▶ Brief
From the first line to the last, print the data exactly as it appears.

START Data to process

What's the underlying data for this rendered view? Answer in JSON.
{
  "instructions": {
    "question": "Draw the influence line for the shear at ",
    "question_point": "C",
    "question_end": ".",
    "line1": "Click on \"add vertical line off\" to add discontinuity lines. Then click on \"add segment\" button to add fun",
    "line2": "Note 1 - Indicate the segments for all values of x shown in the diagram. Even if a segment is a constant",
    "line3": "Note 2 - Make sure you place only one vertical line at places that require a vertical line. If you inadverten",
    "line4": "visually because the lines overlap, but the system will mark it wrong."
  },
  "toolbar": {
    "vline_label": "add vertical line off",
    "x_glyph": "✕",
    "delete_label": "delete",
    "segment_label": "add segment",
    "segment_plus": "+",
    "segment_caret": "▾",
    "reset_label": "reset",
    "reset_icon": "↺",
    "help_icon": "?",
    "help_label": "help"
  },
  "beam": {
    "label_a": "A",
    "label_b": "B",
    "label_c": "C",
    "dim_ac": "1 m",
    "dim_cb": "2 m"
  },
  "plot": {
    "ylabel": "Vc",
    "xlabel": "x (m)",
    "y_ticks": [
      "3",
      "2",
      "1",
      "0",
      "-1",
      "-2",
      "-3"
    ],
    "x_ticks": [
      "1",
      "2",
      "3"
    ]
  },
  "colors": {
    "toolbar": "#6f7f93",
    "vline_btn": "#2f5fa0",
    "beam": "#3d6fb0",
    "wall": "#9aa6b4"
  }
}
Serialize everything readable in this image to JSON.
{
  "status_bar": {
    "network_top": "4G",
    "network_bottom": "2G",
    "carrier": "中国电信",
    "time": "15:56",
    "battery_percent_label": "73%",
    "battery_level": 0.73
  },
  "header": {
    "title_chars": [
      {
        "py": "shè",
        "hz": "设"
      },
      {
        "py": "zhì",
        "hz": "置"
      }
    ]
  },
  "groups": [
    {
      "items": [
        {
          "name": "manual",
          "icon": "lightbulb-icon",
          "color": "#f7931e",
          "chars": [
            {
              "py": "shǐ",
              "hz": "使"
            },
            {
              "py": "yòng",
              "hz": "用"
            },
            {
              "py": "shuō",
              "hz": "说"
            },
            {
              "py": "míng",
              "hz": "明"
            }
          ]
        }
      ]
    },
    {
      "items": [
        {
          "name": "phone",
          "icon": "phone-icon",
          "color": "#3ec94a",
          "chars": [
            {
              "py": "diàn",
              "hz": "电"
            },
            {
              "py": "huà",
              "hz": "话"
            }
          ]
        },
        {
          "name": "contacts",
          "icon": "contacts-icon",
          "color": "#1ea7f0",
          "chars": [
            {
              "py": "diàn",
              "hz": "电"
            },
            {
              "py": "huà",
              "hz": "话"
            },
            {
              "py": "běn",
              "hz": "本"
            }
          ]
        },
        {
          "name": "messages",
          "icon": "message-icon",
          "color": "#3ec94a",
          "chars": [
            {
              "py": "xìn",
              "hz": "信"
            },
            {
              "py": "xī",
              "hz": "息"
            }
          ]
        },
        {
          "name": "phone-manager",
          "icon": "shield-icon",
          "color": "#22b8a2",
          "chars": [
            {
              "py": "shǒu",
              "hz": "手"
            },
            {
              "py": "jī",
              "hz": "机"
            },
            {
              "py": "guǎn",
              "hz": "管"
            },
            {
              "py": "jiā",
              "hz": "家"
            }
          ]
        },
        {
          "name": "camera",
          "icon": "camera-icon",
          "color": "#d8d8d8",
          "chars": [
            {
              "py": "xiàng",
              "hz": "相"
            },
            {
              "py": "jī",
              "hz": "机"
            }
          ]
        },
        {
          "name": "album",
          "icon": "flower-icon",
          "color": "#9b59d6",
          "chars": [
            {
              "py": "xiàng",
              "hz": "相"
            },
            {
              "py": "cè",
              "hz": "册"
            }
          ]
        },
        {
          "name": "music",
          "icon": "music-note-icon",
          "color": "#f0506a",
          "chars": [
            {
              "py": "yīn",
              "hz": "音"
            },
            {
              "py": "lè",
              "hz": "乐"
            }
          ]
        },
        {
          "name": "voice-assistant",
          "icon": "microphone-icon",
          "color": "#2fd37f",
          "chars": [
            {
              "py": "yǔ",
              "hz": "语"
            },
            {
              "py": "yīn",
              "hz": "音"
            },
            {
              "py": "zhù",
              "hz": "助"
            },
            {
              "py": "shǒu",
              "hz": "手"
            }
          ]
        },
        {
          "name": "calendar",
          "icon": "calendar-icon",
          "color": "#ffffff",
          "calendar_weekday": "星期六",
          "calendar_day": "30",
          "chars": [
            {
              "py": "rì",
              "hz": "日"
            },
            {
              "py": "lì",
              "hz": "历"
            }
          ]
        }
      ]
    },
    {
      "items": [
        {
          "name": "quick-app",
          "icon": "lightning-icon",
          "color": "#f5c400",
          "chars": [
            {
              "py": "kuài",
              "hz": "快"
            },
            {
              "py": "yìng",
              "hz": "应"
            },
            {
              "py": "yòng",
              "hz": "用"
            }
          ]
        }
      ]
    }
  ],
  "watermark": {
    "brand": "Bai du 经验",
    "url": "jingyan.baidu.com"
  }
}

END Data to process

▶ Answer box
What's the underlying data for this rendered view? Answer in JSON.
{
  "instructions": {
    "question": "Draw the influence line for the shear at ",
    "question_point": "C",
    "question_end": ".",
    "line1": "Click on \"add vertical line off\" to add discontinuity lines. Then click on \"add segment\" button to add fun",
    "line2": "Note 1 - Indicate the segments for all values of x shown in the diagram. Even if a segment is a constant",
    "line3": "Note 2 - Make sure you place only one vertical line at places that require a vertical line. If you inadverten",
    "line4": "visually because the lines overlap, but the system will mark it wrong."
  },
  "toolbar": {
    "vline_label": "add vertical line off",
    "x_glyph": "✕",
    "delete_label": "delete",
    "segment_label": "add segment",
    "segment_plus": "+",
    "segment_caret": "▾",
    "reset_label": "reset",
    "reset_icon": "↺",
    "help_icon": "?",
    "help_label": "help"
  },
  "beam": {
    "label_a": "A",
    "label_b": "B",
    "label_c": "C",
    "dim_ac": "1 m",
    "dim_cb": "2 m"
  },
  "plot": {
    "ylabel": "Vc",
    "xlabel": "x (m)",
    "y_ticks": [
      "3",
      "2",
      "1",
      "0",
      "-1",
      "-2",
      "-3"
    ],
    "x_ticks": [
      "1",
      "2",
      "3"
    ]
  },
  "colors": {
    "toolbar": "#6f7f93",
    "vline_btn": "#2f5fa0",
    "beam": "#3d6fb0",
    "wall": "#9aa6b4"
  }
}
Serialize everything readable in this image to JSON.
{
  "status_bar": {
    "network_top": "4G",
    "network_bottom": "2G",
    "carrier": "中国电信",
    "time": "15:56",
    "battery_percent_label": "73%",
    "battery_level": 0.73
  },
  "header": {
    "title_chars": [
      {
        "py": "shè",
        "hz": "设"
      },
      {
        "py": "zhì",
        "hz": "置"
      }
    ]
  },
  "groups": [
    {
      "items": [
        {
          "name": "manual",
          "icon": "lightbulb-icon",
          "color": "#f7931e",
          "chars": [
            {
              "py": "shǐ",
              "hz": "使"
            },
            {
              "py": "yòng",
              "hz": "用"
            },
            {
              "py": "shuō",
              "hz": "说"
            },
            {
              "py": "míng",
              "hz": "明"
            }
          ]
        }
      ]
    },
    {
      "items": [
        {
          "name": "phone",
          "icon": "phone-icon",
          "color": "#3ec94a",
          "chars": [
            {
              "py": "diàn",
              "hz": "电"
            },
            {
              "py": "huà",
              "hz": "话"
            }
          ]
        },
        {
          "name": "contacts",
          "icon": "contacts-icon",
          "color": "#1ea7f0",
          "chars": [
            {
              "py": "diàn",
              "hz": "电"
            },
            {
              "py": "huà",
              "hz": "话"
            },
            {
              "py": "běn",
              "hz": "本"
            }
          ]
        },
        {
          "name": "messages",
          "icon": "message-icon",
          "color": "#3ec94a",
          "chars": [
            {
              "py": "xìn",
              "hz": "信"
            },
            {
              "py": "xī",
              "hz": "息"
            }
          ]
        },
        {
          "name": "phone-manager",
          "icon": "shield-icon",
          "color": "#22b8a2",
          "chars": [
            {
              "py": "shǒu",
              "hz": "手"
            },
            {
              "py": "jī",
              "hz": "机"
            },
            {
              "py": "guǎn",
              "hz": "管"
            },
            {
              "py": "jiā",
              "hz": "家"
            }
          ]
        },
        {
          "name": "camera",
          "icon": "camera-icon",
          "color": "#d8d8d8",
          "chars": [
            {
              "py": "xiàng",
              "hz": "相"
            },
            {
              "py": "jī",
              "hz": "机"
            }
          ]
        },
        {
          "name": "album",
          "icon": "flower-icon",
          "color": "#9b59d6",
          "chars": [
            {
              "py": "xiàng",
              "hz": "相"
            },
            {
              "py": "cè",
              "hz": "册"
            }
          ]
        },
        {
          "name": "music",
          "icon": "music-note-icon",
          "color": "#f0506a",
          "chars": [
            {
              "py": "yīn",
              "hz": "音"
            },
            {
              "py": "lè",
              "hz": "乐"
            }
          ]
        },
        {
          "name": "voice-assistant",
          "icon": "microphone-icon",
          "color": "#2fd37f",
          "chars": [
            {
              "py": "yǔ",
              "hz": "语"
            },
            {
              "py": "yīn",
              "hz": "音"
            },
            {
              "py": "zhù",
              "hz": "助"
            },
            {
              "py": "shǒu",
              "hz": "手"
            }
          ]
        },
        {
          "name": "calendar",
          "icon": "calendar-icon",
          "color": "#ffffff",
          "calendar_weekday": "星期六",
          "calendar_day": "30",
          "chars": [
            {
              "py": "rì",
              "hz": "日"
            },
            {
              "py": "lì",
              "hz": "历"
            }
          ]
        }
      ]
    },
    {
      "items": [
        {
          "name": "quick-app",
          "icon": "lightning-icon",
          "color": "#f5c400",
          "chars": [
            {
              "py": "kuài",
              "hz": "快"
            },
            {
              "py": "yìng",
              "hz": "应"
            },
            {
              "py": "yòng",
              "hz": "用"
            }
          ]
        }
      ]
    }
  ],
  "watermark": {
    "brand": "Bai du 经验",
    "url": "jingyan.baidu.com"
  }
}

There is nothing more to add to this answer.